"The Practice: What They Don’t Teach You in LawSchool" is the journey of a southern lawyer with all of its twists, turns, and adventures. It’s much like a tour of the river that winds through the setting of this story, the quintessential southern city of Savannah, spanning five decades of its history as told from the point of view of its protagonist, Gordon Graham, an attorney who helps in his distinctive way to shape it. The book takes readers along as Gordon grows up, navigates the waters of his law education, makes life-directing choices about his career path, and embarks on a series of legal adventures that can, literally, fill a book. Through imagination and humor, Gordon finds that often responsibilities and accomplishments do not only result from preparation and structure but by may be generated by an inner compass, which inspires the subtitle, “What They Don’t Teach You in LawSchool.” In fact, his wit and innovative thinking wind up being anchors for his ultimate success. Whatever an individual’s course in life, this story provides encouragement and an inspirational scale for satisfaction.

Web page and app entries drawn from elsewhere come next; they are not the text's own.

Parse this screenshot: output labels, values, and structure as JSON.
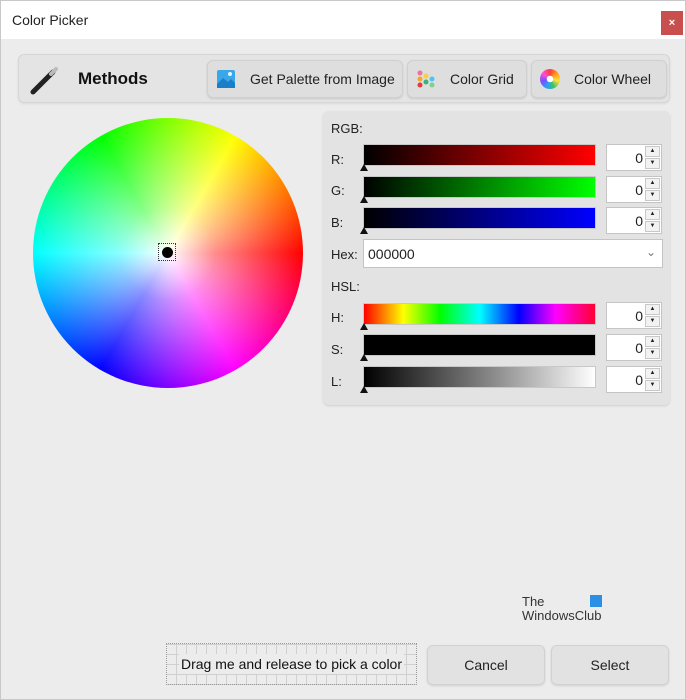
{
  "window": {
    "title": "Color Picker",
    "close_label": "×"
  },
  "methods": {
    "label": "Methods",
    "icon": "eyedropper-icon",
    "buttons": [
      {
        "label": "Get Palette from Image",
        "icon": "image-icon"
      },
      {
        "label": "Color Grid",
        "icon": "color-grid-icon"
      },
      {
        "label": "Color Wheel",
        "icon": "color-wheel-icon"
      }
    ]
  },
  "wheel": {
    "selected_hue": 0,
    "selected_saturation": 0
  },
  "rgb": {
    "label": "RGB:",
    "channels": [
      {
        "label": "R:",
        "value": "0",
        "fraction": 0,
        "color": "#ff0000"
      },
      {
        "label": "G:",
        "value": "0",
        "fraction": 0,
        "color": "#00ff00"
      },
      {
        "label": "B:",
        "value": "0",
        "fraction": 0,
        "color": "#0000ff"
      }
    ],
    "hex_label": "Hex:",
    "hex_value": "000000"
  },
  "hsl": {
    "label": "HSL:",
    "channels": [
      {
        "label": "H:",
        "value": "0",
        "fraction": 0
      },
      {
        "label": "S:",
        "value": "0",
        "fraction": 0
      },
      {
        "label": "L:",
        "value": "0",
        "fraction": 0
      }
    ]
  },
  "watermark": {
    "line1": "The",
    "line2": "WindowsClub"
  },
  "footer": {
    "drag_label": "Drag me and release to pick a color",
    "cancel_label": "Cancel",
    "select_label": "Select"
  },
  "colors": {
    "close_button": "#c94f4f",
    "current_color": "#000000"
  }
}
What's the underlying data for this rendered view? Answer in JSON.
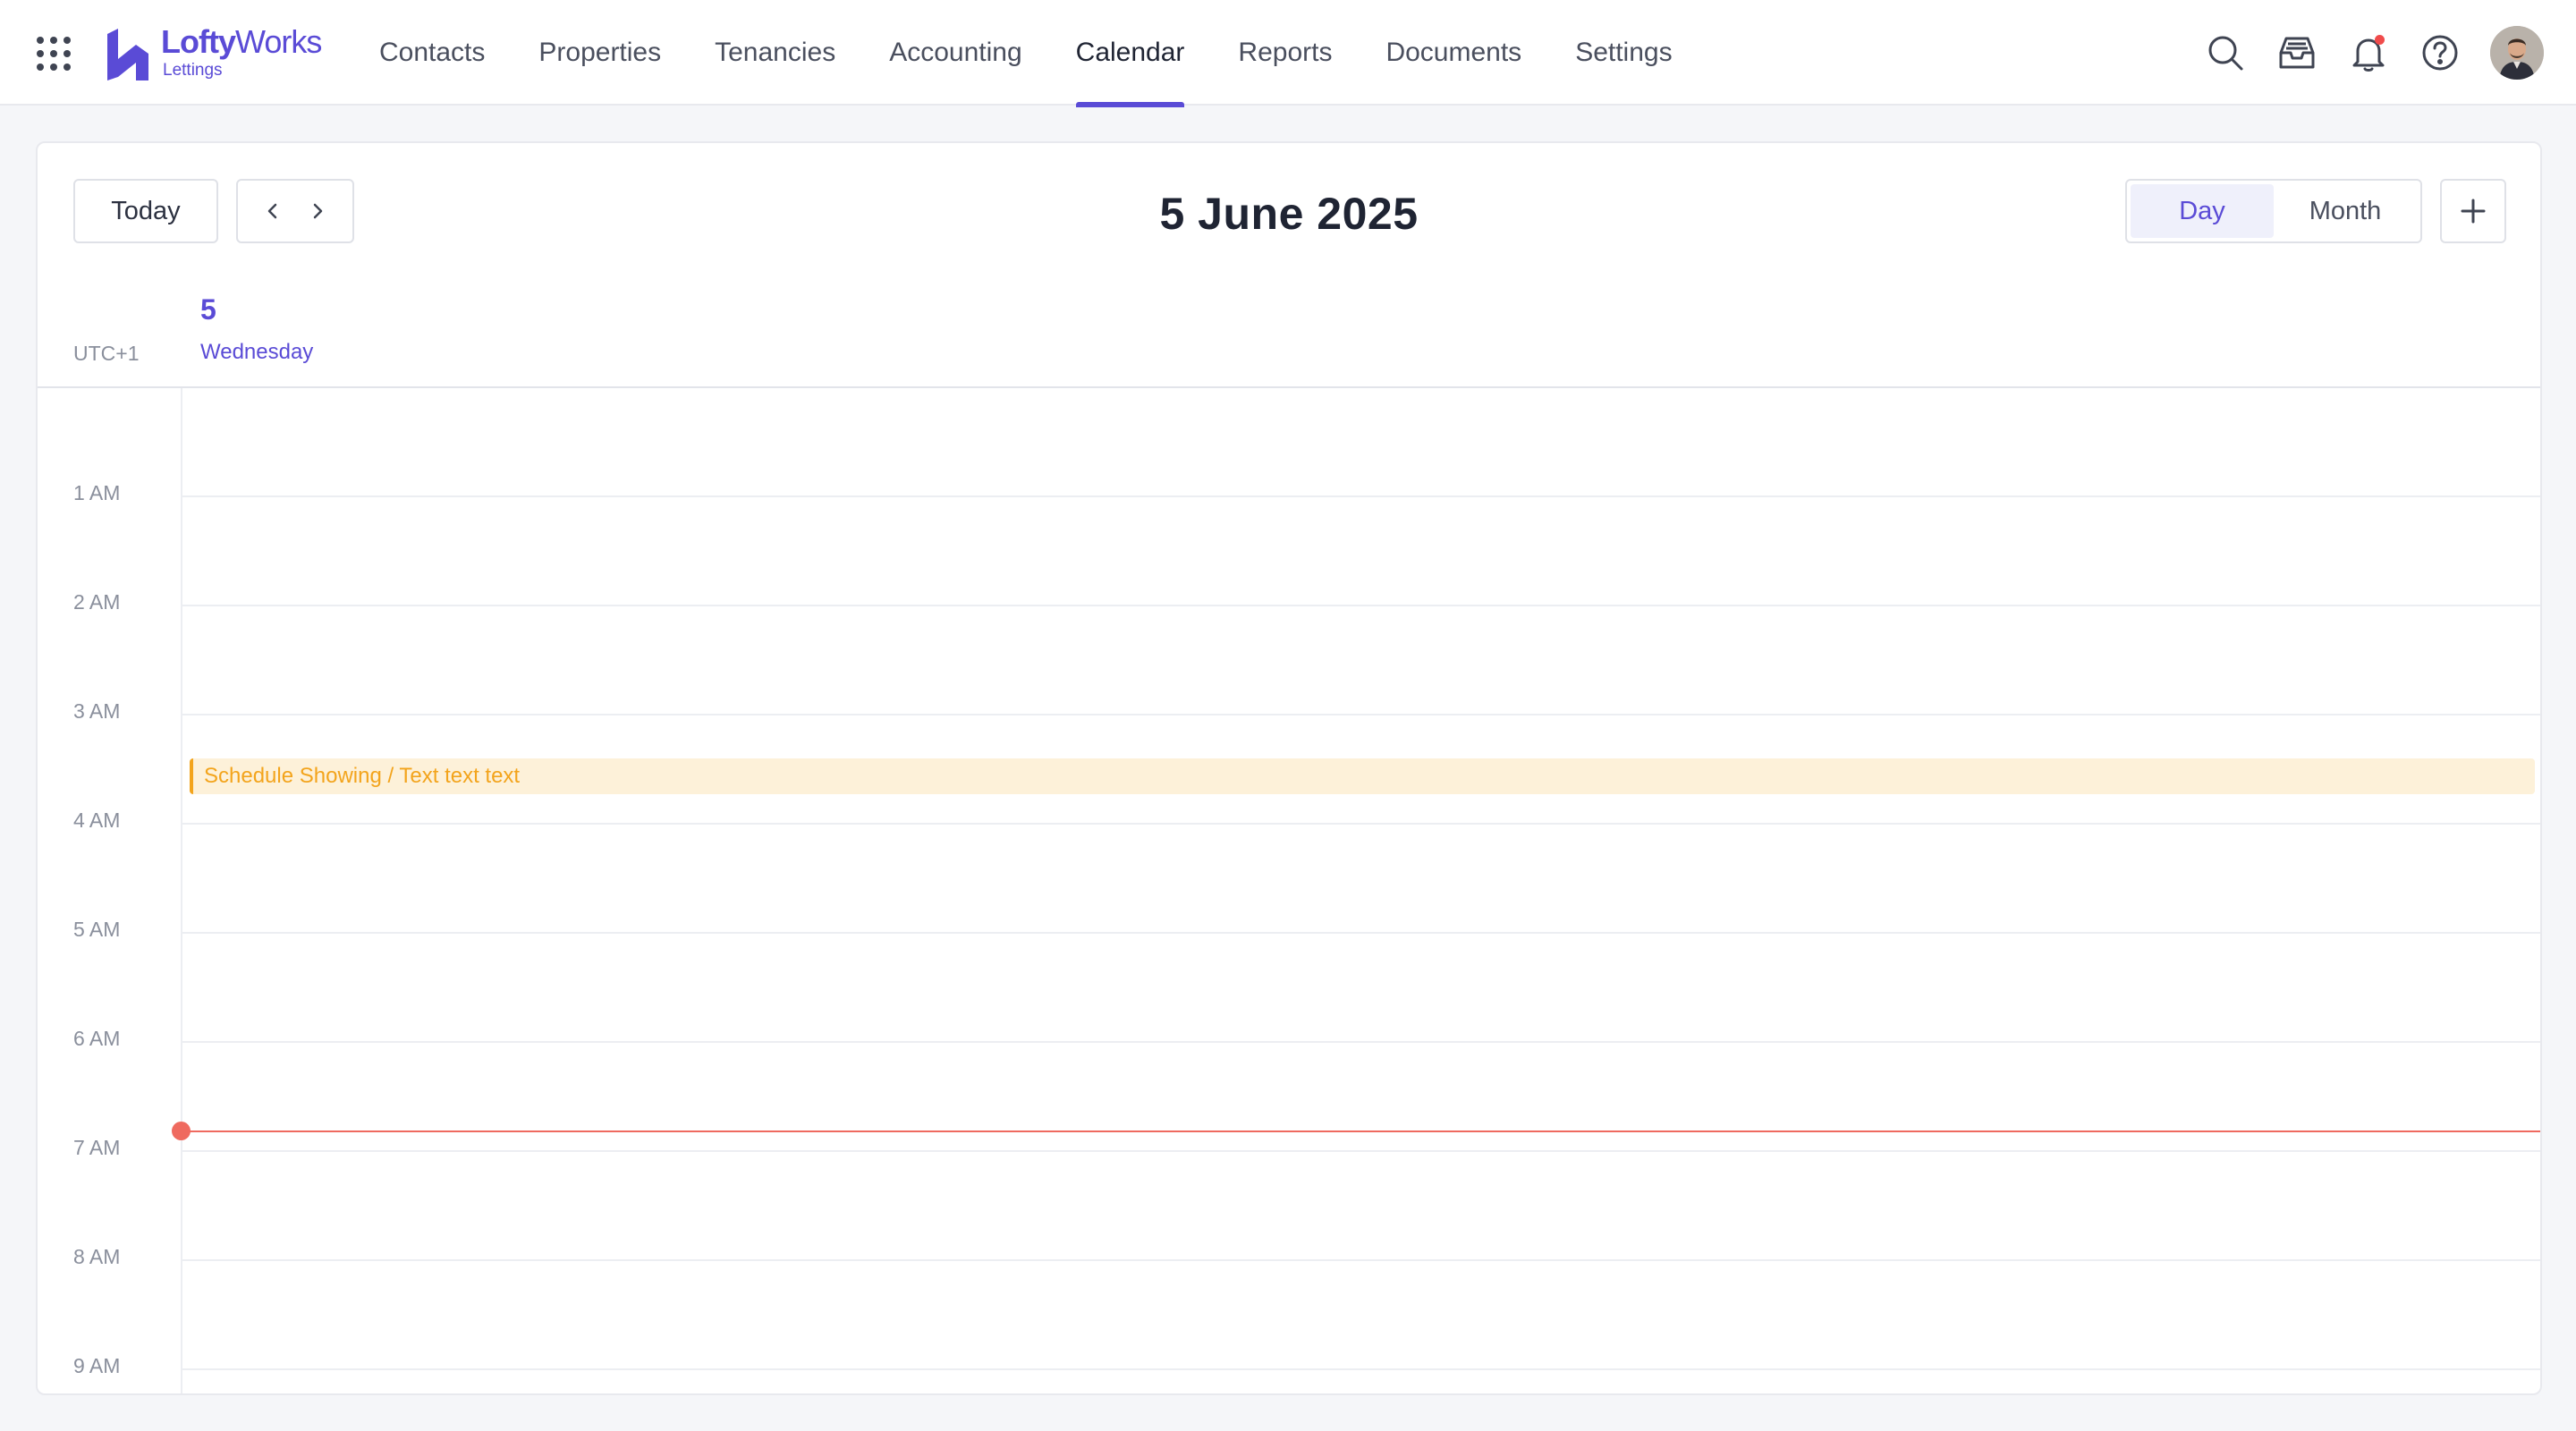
{
  "brand": {
    "name_bold": "Lofty",
    "name_thin": "Works",
    "subtitle": "Lettings",
    "color": "#5a4bd6"
  },
  "nav": {
    "items": [
      {
        "label": "Contacts"
      },
      {
        "label": "Properties"
      },
      {
        "label": "Tenancies"
      },
      {
        "label": "Accounting"
      },
      {
        "label": "Calendar",
        "active": true
      },
      {
        "label": "Reports"
      },
      {
        "label": "Documents"
      },
      {
        "label": "Settings"
      }
    ]
  },
  "top_icons": [
    "search-icon",
    "inbox-icon",
    "bell-icon",
    "help-icon",
    "avatar"
  ],
  "toolbar": {
    "today_label": "Today",
    "title": "5 June 2025",
    "views": [
      {
        "label": "Day",
        "active": true
      },
      {
        "label": "Month"
      }
    ]
  },
  "day": {
    "timezone": "UTC+1",
    "number": "5",
    "weekday": "Wednesday"
  },
  "hours": [
    "1 AM",
    "2 AM",
    "3 AM",
    "4 AM",
    "5 AM",
    "6 AM",
    "7 AM",
    "8 AM",
    "9 AM"
  ],
  "events": [
    {
      "label": "Schedule Showing / Text text text",
      "color": "#f3a41c",
      "background": "#fdf1d9"
    }
  ],
  "colors": {
    "accent": "#5a4bd6",
    "now_indicator": "#ef6a5f",
    "notification": "#f04b4b"
  }
}
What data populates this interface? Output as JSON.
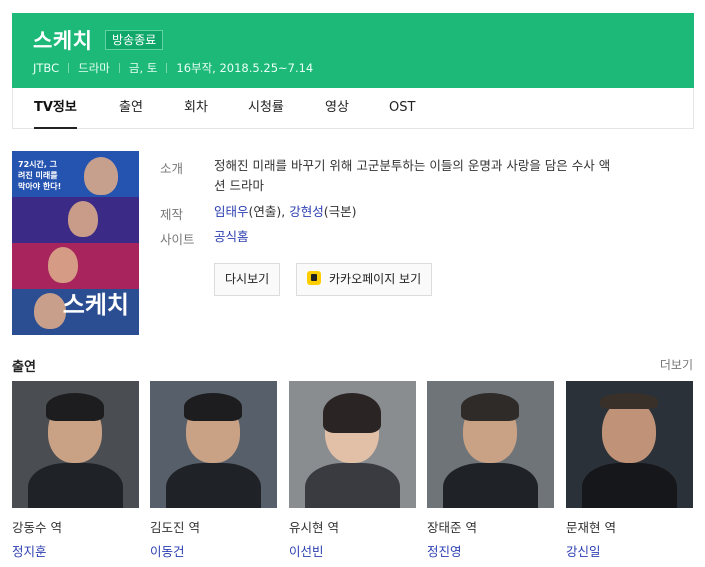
{
  "header": {
    "title": "스케치",
    "status_badge": "방송종료",
    "meta": [
      "JTBC",
      "드라마",
      "금, 토",
      "16부작, 2018.5.25~7.14"
    ],
    "bg_color": "#1db979"
  },
  "tabs": [
    {
      "label": "TV정보",
      "active": true
    },
    {
      "label": "출연",
      "active": false
    },
    {
      "label": "회차",
      "active": false
    },
    {
      "label": "시청률",
      "active": false
    },
    {
      "label": "영상",
      "active": false
    },
    {
      "label": "OST",
      "active": false
    }
  ],
  "poster": {
    "tagline": "72시간, 그려진 미래를 막아야 한다!",
    "title": "스케치"
  },
  "info": {
    "intro_label": "소개",
    "intro_text_1": "정해진 미래를 바꾸기 위해 고군분투하는 이들의 운명과 사랑을 담은 수사 액",
    "intro_text_2": "션 드라마",
    "production_label": "제작",
    "director": "임태우",
    "director_role": "(연출), ",
    "writer": "강현성",
    "writer_role": "(극본)",
    "site_label": "사이트",
    "site_link": "공식홈",
    "rewatch_button": "다시보기",
    "kakao_button": "카카오페이지 보기"
  },
  "cast_section": {
    "title": "출연",
    "more": "더보기",
    "members": [
      {
        "role": "강동수 역",
        "actor": "정지훈"
      },
      {
        "role": "김도진 역",
        "actor": "이동건"
      },
      {
        "role": "유시현 역",
        "actor": "이선빈"
      },
      {
        "role": "장태준 역",
        "actor": "정진영"
      },
      {
        "role": "문재현 역",
        "actor": "강신일"
      }
    ]
  }
}
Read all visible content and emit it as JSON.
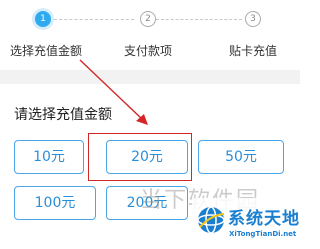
{
  "steps": [
    {
      "number": "1",
      "label": "选择充值金额",
      "state": "active"
    },
    {
      "number": "2",
      "label": "支付款项",
      "state": "inactive"
    },
    {
      "number": "3",
      "label": "贴卡充值",
      "state": "inactive"
    }
  ],
  "section_title": "请选择充值金额",
  "amounts": [
    "10元",
    "20元",
    "50元",
    "100元",
    "200元"
  ],
  "highlighted_amount": "20元",
  "colors": {
    "accent": "#2eaaf0",
    "option_border": "#4aa6e6",
    "option_text": "#2b8fd8",
    "annotation": "#d42626"
  },
  "watermarks": {
    "center_text": "当下软件园",
    "logo_cn": "系统天地",
    "logo_en": "XiTongTianDi.net"
  }
}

Through the personal journey of Gordon Graham, "The Practice" provides a glimpse into the gaps often left by academia in how to navigate life itself. Graham’s story illustrates the importance of conceptual and imaginative thinking beyond the book learning of law school, whose curricula offered no guidance for managing relationships with colleagues and staff, dealing with practice economics, or attracting clients. The largest void entailed how to achieve a sense of accomplishment and satisfaction beyond the monetary rewards of a professional practice. It’s a void that Graham fills admirably through trial and error (pun intended), offering this neglected edification to others pursuing a career in law (or, really, any profession).